| What this task involves |
In the records that follow, show each line where the word "dakika" is present.

| Source material |
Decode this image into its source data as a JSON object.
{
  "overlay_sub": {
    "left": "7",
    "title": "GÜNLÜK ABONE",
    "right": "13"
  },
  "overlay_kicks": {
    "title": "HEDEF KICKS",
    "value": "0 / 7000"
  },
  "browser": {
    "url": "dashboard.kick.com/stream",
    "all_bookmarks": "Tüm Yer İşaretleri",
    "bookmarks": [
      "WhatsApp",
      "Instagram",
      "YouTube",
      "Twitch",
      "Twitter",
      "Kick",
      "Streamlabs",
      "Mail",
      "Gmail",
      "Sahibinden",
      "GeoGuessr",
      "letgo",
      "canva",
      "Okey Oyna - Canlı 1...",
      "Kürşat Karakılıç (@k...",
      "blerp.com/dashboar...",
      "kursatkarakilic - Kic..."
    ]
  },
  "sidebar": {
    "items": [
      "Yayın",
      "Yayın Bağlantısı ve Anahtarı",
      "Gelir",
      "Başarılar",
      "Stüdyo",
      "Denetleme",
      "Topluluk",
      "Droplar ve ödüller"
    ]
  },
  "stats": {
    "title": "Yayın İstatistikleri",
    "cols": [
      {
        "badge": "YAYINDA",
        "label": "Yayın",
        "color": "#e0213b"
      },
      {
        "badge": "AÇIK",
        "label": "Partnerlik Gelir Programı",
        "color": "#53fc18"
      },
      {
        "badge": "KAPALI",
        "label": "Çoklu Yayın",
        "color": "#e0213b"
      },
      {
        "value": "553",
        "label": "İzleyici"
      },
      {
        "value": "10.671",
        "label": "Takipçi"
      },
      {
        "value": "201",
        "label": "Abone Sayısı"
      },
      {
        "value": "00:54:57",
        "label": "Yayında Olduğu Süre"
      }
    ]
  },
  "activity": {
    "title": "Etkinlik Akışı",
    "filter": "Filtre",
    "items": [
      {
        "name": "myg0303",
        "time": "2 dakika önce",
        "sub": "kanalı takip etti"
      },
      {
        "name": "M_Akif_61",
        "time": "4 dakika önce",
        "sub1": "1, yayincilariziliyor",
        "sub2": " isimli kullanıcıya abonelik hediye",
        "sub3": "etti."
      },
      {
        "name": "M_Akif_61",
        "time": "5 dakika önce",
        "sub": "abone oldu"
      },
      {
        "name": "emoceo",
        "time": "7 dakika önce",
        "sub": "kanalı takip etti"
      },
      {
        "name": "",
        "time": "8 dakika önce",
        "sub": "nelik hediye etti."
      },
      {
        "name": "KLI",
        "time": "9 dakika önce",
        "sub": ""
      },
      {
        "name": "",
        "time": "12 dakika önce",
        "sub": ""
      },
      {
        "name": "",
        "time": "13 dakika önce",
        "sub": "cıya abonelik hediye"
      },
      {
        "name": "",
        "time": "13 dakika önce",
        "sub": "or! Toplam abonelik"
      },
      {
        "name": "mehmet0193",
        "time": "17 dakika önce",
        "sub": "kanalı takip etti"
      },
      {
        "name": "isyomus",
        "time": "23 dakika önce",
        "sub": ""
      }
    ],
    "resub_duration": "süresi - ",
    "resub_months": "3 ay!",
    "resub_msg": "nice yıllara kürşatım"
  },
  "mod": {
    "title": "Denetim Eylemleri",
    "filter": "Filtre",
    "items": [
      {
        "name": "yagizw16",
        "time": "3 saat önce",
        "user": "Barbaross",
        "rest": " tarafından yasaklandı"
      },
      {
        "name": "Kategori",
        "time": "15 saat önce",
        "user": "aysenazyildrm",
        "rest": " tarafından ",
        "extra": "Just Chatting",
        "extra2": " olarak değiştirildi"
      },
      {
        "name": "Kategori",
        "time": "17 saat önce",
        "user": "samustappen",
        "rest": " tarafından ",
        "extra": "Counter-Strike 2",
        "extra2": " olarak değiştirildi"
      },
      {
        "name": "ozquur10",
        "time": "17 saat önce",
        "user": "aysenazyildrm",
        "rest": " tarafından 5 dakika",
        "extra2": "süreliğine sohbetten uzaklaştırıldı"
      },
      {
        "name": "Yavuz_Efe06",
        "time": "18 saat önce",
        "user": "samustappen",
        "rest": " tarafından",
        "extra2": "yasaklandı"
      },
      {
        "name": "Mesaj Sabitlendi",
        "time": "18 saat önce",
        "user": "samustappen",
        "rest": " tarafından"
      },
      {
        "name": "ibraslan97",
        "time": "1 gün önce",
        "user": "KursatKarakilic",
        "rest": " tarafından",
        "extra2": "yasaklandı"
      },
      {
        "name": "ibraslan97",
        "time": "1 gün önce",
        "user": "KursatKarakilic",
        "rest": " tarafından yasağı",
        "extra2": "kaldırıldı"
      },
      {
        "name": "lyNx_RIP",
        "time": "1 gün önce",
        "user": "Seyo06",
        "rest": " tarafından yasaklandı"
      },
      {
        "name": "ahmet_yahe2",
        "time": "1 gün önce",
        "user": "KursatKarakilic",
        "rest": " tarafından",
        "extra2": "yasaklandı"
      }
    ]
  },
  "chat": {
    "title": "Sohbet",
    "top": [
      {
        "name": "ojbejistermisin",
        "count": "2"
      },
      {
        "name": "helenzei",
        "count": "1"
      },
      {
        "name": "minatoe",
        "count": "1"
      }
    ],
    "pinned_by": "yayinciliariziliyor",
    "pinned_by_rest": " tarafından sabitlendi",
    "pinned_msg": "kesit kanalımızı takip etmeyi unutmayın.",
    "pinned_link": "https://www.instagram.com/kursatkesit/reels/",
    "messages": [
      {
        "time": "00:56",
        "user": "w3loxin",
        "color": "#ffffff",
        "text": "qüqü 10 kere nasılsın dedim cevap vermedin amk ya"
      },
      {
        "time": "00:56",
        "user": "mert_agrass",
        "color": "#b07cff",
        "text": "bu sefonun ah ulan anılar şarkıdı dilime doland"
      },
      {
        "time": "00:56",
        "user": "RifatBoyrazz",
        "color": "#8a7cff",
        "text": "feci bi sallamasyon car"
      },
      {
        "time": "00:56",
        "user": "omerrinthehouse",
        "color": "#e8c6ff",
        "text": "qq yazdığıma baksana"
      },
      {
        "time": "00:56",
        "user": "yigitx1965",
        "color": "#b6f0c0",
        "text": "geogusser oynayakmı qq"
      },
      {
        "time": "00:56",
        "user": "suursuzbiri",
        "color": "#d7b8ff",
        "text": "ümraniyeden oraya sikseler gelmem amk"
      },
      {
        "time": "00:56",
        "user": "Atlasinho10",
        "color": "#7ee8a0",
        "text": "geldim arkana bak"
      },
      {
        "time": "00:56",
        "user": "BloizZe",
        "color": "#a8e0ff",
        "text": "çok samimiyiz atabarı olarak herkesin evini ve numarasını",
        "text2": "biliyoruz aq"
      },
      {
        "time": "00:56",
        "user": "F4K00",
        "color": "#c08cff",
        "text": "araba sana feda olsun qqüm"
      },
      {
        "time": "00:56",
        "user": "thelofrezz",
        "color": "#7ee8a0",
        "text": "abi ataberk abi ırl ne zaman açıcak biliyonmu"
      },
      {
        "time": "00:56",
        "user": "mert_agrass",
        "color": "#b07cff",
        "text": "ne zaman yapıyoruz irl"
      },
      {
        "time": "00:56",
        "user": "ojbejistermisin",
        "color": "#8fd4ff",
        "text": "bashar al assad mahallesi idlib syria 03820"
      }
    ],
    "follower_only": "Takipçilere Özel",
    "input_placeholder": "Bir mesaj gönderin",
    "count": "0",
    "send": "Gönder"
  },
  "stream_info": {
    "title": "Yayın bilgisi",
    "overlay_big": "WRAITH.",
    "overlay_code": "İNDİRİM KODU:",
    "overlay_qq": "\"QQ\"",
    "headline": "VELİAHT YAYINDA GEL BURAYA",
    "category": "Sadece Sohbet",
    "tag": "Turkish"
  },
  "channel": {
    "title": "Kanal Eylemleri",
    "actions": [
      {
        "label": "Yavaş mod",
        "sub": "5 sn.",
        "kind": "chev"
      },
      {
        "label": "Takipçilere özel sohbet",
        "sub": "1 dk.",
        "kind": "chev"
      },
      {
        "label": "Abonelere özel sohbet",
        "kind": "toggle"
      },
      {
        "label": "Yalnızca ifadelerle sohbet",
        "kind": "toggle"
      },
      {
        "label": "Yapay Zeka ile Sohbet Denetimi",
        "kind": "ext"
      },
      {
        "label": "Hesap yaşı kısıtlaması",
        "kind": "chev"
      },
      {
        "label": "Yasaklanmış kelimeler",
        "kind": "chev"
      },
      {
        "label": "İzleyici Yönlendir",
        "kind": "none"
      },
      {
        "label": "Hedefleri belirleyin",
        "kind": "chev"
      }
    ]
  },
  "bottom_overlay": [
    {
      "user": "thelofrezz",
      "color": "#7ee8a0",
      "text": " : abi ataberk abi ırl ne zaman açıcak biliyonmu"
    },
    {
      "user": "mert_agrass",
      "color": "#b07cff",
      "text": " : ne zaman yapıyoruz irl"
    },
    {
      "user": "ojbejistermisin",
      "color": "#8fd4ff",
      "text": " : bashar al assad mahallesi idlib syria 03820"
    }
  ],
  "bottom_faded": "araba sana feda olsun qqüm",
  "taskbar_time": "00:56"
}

| Solution for this problem |
        "time": "2 dakika önce",
        "time": "4 dakika önce",
        "time": "5 dakika önce",
        "time": "7 dakika önce",
        "time": "8 dakika önce",
        "time": "9 dakika önce",
        "time": "12 dakika önce",
        "time": "13 dakika önce",
        "time": "13 dakika önce",
        "time": "17 dakika önce",
        "time": "23 dakika önce",
        "rest": " tarafından 5 dakika",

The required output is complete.